I grew up along the west coast of the USA and have always been intrigued by the diverse marine life that inhabits cold-water ecosystems. Having worked at non-profit aquariums for much of my early career, I have been greatly inspired by the unique aspect of conducting science at a facility where the conservation efforts can be directly communicated with the general public. Engaging the public in local conservation is a critical aspect of science, as it enables all stakeholders of management practices to be properly incorporated. With this in mind, I was determined to learn how to maximise public aquarium...
To investigate what juvenile broadnose sevengill sharks require to reach adulthood by evaluating their dietary needs and their ability to survive catch-and-release fishing and by identifying critical habitat for them in San Francisco Bay. The results of this research will assist our understanding of what is required for fisheries management for the species and will contribute to its continued survival.
Targeted fishing for broadnose sevengill sharks in the only known place where juveniles aggregate, with little understanding of its impact, poses a direct threat to the population. An apex predator along the eastern Pacific coast, the broadnose sevengill shark migrates from Alaska to Baja California, Mexico. Understanding human-influenced impacts on the species is critical to its persistence, as is identifying what juveniles need to survive, and thrive, to adulthood.
The broadnose sevengill shark Notorynchus cepedianus is one of the largest apex predators along the eastern Pacific coast, particularly in bays and estuaries. The most recent assessment by the IUCN has re-assigned the species from Data Deficient to Vulnerable on the organisation’s Red List, which indicates a clear need to evaluate the threats to this population, whose range extends from South-east Alaska to Baja California, Mexico. The species’ requirements for reproductive and pupping grounds are very specific and the only documented breeding ground for this population is in Willapa Bay, Washington. In summer individuals migrate to San Francisco Bay, which is the only known pupping and nursery ground. Humboldt Bay, on California’s North Coast, was previously also known to be a pupping ground, but recent stock assessments there have shown that broadnosed sevengill sharks are no longer regularly present.

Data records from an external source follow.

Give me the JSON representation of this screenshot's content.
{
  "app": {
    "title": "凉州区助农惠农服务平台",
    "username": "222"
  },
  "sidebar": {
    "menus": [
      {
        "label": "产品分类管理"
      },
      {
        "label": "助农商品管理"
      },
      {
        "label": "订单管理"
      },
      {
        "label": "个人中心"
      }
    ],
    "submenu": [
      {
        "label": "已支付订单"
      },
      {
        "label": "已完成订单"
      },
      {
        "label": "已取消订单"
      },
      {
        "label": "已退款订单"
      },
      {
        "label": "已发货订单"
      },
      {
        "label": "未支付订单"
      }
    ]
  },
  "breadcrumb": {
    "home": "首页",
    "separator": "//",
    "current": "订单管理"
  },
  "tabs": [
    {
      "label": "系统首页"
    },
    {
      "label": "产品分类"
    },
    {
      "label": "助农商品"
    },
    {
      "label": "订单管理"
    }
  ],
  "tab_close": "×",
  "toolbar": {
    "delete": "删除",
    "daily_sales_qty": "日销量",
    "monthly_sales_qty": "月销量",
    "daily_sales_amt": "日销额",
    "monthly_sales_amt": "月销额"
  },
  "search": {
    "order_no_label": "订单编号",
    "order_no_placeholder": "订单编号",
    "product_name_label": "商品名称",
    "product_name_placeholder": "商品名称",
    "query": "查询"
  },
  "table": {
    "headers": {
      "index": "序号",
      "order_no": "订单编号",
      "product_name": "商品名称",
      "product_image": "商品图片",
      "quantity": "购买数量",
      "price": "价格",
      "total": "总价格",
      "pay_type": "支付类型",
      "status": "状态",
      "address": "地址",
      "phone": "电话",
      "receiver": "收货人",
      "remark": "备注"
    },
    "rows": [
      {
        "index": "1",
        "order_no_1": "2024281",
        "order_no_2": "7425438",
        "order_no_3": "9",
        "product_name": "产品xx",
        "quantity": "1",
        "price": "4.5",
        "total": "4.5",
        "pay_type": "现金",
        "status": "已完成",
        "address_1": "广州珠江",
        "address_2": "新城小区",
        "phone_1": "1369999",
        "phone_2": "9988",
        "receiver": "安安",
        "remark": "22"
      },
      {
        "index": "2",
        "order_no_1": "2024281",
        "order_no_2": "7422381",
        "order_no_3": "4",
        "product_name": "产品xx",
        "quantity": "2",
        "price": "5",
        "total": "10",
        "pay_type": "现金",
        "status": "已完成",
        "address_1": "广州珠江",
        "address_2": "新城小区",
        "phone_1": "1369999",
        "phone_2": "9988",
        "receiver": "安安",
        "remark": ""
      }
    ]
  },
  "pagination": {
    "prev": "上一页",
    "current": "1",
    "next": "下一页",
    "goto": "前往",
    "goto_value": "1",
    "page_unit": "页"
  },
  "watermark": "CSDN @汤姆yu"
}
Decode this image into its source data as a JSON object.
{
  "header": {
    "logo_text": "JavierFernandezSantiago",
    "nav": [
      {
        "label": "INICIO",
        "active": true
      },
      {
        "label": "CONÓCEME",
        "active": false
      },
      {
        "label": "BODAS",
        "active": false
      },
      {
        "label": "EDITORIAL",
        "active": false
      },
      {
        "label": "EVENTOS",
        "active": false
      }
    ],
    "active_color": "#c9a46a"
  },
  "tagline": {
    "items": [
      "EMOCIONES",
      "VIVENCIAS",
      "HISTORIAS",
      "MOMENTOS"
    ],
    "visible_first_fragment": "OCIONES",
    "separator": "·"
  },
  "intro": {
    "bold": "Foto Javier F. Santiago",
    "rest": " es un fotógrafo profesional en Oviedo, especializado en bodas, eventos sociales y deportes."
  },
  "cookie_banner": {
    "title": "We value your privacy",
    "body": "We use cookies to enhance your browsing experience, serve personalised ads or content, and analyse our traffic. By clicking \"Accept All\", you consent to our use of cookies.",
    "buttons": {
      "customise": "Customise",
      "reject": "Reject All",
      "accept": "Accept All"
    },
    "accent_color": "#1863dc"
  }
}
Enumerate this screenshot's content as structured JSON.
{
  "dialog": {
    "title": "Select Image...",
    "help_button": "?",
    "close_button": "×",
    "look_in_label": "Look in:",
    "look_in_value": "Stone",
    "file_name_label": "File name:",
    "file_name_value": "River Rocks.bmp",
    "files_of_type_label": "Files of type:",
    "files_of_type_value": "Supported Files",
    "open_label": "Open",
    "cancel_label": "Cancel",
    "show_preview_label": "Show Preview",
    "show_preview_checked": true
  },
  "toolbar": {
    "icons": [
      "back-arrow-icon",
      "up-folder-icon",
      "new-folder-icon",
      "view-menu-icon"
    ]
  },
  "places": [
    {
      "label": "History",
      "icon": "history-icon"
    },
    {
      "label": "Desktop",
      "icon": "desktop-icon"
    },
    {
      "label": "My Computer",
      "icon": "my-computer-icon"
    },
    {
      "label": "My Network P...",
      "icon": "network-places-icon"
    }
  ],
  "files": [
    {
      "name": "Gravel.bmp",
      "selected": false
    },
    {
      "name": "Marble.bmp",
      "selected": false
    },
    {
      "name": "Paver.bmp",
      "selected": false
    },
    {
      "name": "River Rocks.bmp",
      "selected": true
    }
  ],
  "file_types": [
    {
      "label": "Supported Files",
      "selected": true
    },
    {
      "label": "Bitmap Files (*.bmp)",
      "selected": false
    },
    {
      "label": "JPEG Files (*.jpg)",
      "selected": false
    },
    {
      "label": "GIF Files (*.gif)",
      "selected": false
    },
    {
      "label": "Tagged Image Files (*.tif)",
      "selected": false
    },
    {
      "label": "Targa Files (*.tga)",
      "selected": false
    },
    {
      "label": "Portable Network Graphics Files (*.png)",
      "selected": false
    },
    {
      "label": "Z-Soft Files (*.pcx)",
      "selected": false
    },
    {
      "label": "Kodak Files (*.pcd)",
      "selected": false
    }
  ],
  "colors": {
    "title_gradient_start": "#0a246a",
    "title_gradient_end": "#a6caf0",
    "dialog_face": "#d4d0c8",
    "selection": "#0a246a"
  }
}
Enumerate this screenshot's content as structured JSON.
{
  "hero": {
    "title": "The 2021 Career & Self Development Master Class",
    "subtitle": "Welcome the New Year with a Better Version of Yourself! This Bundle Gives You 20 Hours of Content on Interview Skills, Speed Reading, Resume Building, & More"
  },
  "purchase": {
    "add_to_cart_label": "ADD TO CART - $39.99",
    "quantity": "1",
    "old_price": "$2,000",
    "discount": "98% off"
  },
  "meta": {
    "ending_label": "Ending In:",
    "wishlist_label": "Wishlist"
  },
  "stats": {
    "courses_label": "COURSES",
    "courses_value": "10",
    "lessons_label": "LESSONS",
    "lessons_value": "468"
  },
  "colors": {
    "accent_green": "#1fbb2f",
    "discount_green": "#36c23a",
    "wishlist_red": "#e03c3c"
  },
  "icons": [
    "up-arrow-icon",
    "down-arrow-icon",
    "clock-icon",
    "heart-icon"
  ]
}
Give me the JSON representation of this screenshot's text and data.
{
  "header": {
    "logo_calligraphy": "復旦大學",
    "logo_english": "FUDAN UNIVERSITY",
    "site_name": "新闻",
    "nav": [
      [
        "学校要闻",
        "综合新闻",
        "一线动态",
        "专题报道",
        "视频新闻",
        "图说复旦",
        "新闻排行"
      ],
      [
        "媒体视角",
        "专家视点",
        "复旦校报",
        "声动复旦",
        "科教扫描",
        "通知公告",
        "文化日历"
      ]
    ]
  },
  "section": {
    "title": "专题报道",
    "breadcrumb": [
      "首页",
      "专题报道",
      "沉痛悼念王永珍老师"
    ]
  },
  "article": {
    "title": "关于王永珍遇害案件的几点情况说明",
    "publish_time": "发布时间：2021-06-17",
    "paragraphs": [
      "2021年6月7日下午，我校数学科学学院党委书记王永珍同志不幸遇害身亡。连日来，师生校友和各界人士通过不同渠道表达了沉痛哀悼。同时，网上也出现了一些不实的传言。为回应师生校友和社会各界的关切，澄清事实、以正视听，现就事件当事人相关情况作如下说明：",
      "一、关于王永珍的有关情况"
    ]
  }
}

For the population to continue, it is vital that vulnerable sevengill pups survive. Little is known about the factors that influence juvenile behaviour, migration and attainment of sexual maturity. Because this species is slow-growing and is thought to have long generation times, it is particularly vulnerable to disturbances and stress in its pupping grounds, including those caused by overfishing. The active, targeted fishing of sevengills in their pupping grounds in California poses a direct threat to the survival of the entire eastern Pacific population, particularly in view of the fact that we know so little about their conservation needs.
The information required to resolve these concerns includes an evaluation of sevengills’ prey preferences and their ability to survive catch-and-release fishing; and an understanding of their movement patterns and site fidelity, from which we can deduce the importance of certain locations for reproduction or feeding, or the survival of neonates, juveniles and adults.
Outside the USA, The Bahamas is the only place where Critically Endangered smalltooth sawfish can reliably be found. Tristan wants to ensure that protection measures in The Bahamas are understood and enforced as far as sawfish are concerned to close the current gap between policy and the people. He’ll be using aerial surveys, sonar and BRUVs, combined with interviews that draw on local knowledge, to identify essential sawfish habitats that need protection. Engaging with the community through workshops and by training students and meeting with government, Tristan intends to advocate for smalltooth sawfish protection throughout The Bahamas’ territorial waters.
Steven and Kevin are using genetic techniques to understand how Caribbean reef shark populations are connected across the extent of their range. Populations of this Endangered shark are in decline generally, but where they are managed and there is effective protection, their numbers are stable. With the integration of the correct information, Steven and Kevin are convinced that we can give Caribbean reef sharks a better shot at recovery and population stabilisation. They will also explore any barriers to connectivity, looking to the future recruitment and recovery of these sharks.
With very little information available about Endangered sicklefin devil rays, their seasonal aggregations at sea mounts in the Azores give Sophie an opportunity to learn more about their lives. She will be collecting satellite-tracking data that show how they move in the Azores’ exclusive economic zone. The information she collects will be used to develop maps of how the rays are using the zone and to identify essential areas that multiple species use. With this information at hand, Sophie hopes her work can contribute to a network of marine protected areas.